“The Fed is in total denial. It hasn't learned the lessons of what it put the world through a decade ago,” Stephen Roach said, back in January.
“I just go back to 2005 and 2006 where the Fed was so incremental in normalizing rates during a time of enormous froth in property markets, equity markets, credit markets and ultimately that led to huge distortions in the real economy and finally when the bubbles popped, the whole house of cards came down,” he added.
Eleven months later and the Fed is just now getting around to an “incremental” (and if Roach thought past episodes of FOMC policy normalization where “incremental” just wait until he sees the trajectory this time around) hike.

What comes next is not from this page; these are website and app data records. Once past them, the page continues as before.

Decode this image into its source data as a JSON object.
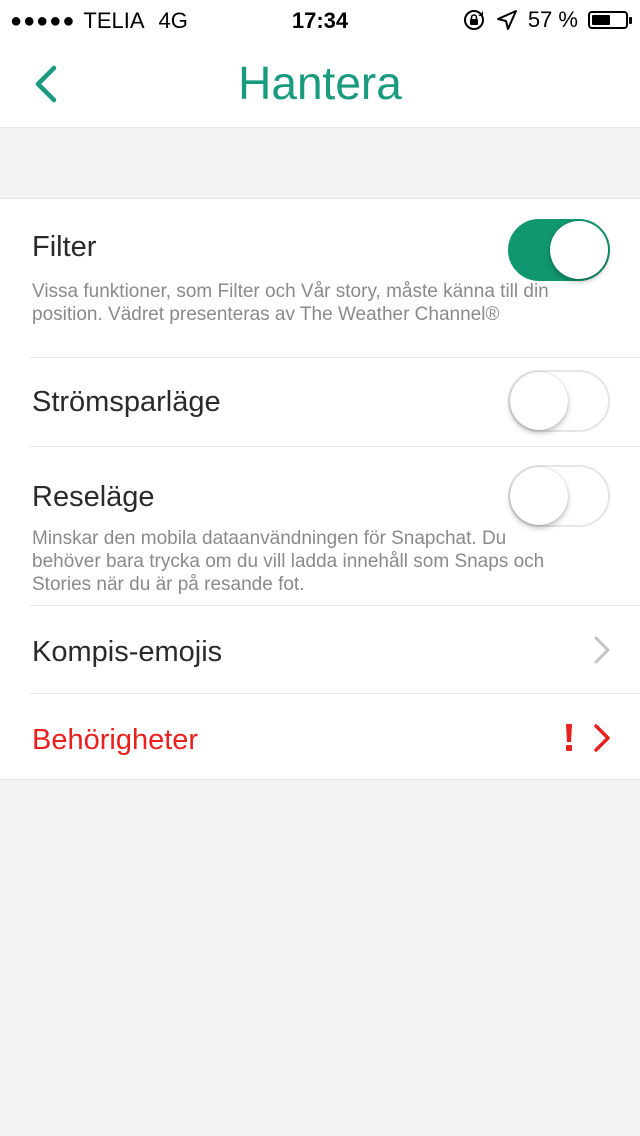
{
  "status_bar": {
    "signal_dots": "●●●●●",
    "carrier": "TELIA",
    "network": "4G",
    "time": "17:34",
    "battery_percent": "57 %",
    "battery_level": 0.57,
    "icons": [
      "rotation-lock-icon",
      "location-arrow-icon",
      "battery-icon"
    ]
  },
  "nav": {
    "title": "Hantera",
    "back_icon": "chevron-left-icon",
    "accent_color": "#1a9a7e"
  },
  "settings": {
    "filter": {
      "label": "Filter",
      "enabled": true,
      "description": "Vissa funktioner, som Filter och Vår story, måste känna till din position. Vädret presenteras av The Weather Channel®"
    },
    "power_saving": {
      "label": "Strömsparläge",
      "enabled": false
    },
    "travel_mode": {
      "label": "Reseläge",
      "enabled": false,
      "description": "Minskar den mobila dataanvändningen för Snapchat. Du behöver bara trycka om du vill ladda innehåll som Snaps och Stories när du är på resande fot."
    },
    "friend_emojis": {
      "label": "Kompis-emojis"
    },
    "permissions": {
      "label": "Behörigheter",
      "color": "#e8201e",
      "alert_icon": "exclamation-icon"
    }
  },
  "colors": {
    "toggle_on": "#11976f",
    "background": "#f3f3f3"
  }
}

Ahead of tomorrow’s oh so critical Fed decision (which may or may not trigger some kind of dramatic meltdown in EM), Roach is out with some fresh commentary on the Fed, the FOMC’s role in creating asset bubbles, China, and commodities.

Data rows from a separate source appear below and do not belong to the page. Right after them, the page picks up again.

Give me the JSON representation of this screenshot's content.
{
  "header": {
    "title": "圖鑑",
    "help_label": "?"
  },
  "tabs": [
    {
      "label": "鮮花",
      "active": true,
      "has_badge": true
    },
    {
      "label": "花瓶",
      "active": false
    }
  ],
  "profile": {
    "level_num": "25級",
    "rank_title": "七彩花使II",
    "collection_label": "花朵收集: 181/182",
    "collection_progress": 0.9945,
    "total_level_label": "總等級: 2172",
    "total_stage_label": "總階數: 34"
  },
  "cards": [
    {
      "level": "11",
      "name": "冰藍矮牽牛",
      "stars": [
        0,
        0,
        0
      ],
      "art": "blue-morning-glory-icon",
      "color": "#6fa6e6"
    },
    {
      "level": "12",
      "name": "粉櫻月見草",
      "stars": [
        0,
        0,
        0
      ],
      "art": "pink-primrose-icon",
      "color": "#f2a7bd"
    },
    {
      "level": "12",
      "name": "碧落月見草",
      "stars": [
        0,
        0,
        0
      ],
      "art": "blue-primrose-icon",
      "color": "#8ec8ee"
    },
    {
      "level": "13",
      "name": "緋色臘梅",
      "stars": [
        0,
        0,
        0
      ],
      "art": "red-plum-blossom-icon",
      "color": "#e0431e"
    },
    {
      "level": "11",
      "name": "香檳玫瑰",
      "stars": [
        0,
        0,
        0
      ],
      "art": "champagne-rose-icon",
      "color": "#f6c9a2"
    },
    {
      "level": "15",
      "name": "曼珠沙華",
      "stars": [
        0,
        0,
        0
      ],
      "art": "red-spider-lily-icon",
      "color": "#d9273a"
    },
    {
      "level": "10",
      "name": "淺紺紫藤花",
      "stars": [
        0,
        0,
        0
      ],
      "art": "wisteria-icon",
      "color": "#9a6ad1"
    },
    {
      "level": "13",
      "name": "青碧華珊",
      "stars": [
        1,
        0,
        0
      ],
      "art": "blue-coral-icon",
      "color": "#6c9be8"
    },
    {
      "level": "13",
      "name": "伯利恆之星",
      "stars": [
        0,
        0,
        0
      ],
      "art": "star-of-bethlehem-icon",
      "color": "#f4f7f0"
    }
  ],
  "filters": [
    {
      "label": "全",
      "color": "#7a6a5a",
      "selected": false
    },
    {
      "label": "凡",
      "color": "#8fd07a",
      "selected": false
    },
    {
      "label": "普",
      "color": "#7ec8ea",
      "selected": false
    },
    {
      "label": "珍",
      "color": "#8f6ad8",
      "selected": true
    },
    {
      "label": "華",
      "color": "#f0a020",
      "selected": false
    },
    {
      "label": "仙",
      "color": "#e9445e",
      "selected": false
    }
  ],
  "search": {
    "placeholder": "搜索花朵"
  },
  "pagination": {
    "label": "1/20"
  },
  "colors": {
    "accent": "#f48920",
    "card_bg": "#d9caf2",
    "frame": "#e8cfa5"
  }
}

“They pushed interest rates down to zero in the depths of the crisis, the crisis ended and they kept the policy rate at an emergency setting,” Roach told Bloomberg TV’s Angie Lau in an interview, bemoaning the fact that the world has been stuck in ZIRP for so long that nearly a third of Wall Street has never seen a rate hike.
The effect of this is and has always been the creation of asset bubbles. As Jeremy Grantham put it earlier this year, “in the Greenspan/ Bernanke/Yellen Era, the Fed historically did not stop its asset price pushing until fully- fledged bubbles had occurred, as they did in U.S. growth stocks in 2000 and in U.S. housing in 2006.”

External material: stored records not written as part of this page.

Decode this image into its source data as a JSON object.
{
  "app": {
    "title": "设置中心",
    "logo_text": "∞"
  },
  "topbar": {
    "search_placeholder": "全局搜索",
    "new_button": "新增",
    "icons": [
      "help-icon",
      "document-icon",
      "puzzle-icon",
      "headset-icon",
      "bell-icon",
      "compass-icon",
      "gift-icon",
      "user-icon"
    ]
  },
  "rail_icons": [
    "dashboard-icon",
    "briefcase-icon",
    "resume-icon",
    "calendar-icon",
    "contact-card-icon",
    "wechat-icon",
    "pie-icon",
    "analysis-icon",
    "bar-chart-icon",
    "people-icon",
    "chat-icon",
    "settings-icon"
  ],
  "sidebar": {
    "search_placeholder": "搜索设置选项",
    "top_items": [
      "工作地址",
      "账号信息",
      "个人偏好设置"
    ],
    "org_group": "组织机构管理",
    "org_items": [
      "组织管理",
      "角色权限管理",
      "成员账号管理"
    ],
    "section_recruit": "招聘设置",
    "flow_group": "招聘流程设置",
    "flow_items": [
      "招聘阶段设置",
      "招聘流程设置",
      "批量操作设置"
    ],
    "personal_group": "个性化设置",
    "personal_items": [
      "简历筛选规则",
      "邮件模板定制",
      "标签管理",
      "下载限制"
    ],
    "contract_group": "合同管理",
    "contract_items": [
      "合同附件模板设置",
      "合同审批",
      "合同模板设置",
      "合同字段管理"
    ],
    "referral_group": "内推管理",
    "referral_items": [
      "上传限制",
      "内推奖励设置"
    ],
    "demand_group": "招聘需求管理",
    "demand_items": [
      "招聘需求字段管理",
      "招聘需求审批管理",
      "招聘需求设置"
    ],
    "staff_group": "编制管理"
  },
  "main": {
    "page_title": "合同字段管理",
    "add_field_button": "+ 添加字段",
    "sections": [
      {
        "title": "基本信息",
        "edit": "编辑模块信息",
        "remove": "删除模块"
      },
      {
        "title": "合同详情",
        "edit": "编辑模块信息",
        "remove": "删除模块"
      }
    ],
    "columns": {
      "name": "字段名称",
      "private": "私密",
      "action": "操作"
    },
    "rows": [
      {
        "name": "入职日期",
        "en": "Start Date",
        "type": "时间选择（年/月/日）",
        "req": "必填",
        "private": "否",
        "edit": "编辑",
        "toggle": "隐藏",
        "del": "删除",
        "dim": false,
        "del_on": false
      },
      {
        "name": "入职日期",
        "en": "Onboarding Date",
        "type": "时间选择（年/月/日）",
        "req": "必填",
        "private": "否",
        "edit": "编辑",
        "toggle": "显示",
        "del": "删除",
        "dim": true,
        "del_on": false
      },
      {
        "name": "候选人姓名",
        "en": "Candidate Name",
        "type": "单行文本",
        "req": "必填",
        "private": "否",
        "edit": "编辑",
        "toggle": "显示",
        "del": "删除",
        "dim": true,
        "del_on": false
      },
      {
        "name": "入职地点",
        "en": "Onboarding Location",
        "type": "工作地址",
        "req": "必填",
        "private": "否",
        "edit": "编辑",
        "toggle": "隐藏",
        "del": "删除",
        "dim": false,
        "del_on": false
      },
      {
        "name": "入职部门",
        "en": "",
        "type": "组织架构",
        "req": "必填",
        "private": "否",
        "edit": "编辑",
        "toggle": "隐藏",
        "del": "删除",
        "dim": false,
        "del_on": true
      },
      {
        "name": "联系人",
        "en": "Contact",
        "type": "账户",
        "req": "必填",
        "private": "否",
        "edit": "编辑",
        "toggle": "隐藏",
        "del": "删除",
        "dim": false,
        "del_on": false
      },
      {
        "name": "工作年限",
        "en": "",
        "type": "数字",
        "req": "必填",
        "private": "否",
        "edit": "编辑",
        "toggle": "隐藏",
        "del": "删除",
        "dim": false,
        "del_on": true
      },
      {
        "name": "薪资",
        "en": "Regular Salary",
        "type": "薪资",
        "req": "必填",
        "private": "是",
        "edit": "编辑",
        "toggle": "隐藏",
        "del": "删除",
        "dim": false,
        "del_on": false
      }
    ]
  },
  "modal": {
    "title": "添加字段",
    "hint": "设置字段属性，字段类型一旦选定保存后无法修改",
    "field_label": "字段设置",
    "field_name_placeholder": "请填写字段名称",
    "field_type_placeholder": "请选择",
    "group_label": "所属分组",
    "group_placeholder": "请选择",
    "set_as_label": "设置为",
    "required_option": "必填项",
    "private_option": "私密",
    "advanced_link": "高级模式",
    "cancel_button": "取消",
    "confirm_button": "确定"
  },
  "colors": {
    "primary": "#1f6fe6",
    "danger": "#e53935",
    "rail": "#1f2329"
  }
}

Now back to Roach. “That [lower for longer rates] is a breeding ground for asset bubbles, credit bubbles, and all-too frequent crises, so the Fed is really a part of the problem of financial instability rather than trying to provide a sense of calm in an otherwise unstable world.”
Right. And you can clearly see this from the following chart via RBS’ Alberto Gallo (note the ever larger swings in the financial cycle):
When it comes to creating speculative excess, it's almost as though the Fed has an unspoken third mandate.
Here’s Roach driving the point home: “While Fed did a great job in reacting to global financial crisis, it played an equal role in setting markets up for the crisis by running uber-accommodative monetary policy.”
He goes on to discuss China which he says “can’t be emphasized enough.”
Beijing’s epochal shift from an investment-led, smokestack economy to a consumption and services-driven model is something many market participants still don’t understand - or at least not fully, he says. “Commodities are, after a super-cycle, obviously going the other way, big time,” Roach said. Some companies “are in denial that China is changing its character, its structure. It’s going to take a while for that to sink in, and until it sinks in, there’s still downward pressure on commodity markets and prices.”
More in the interview below.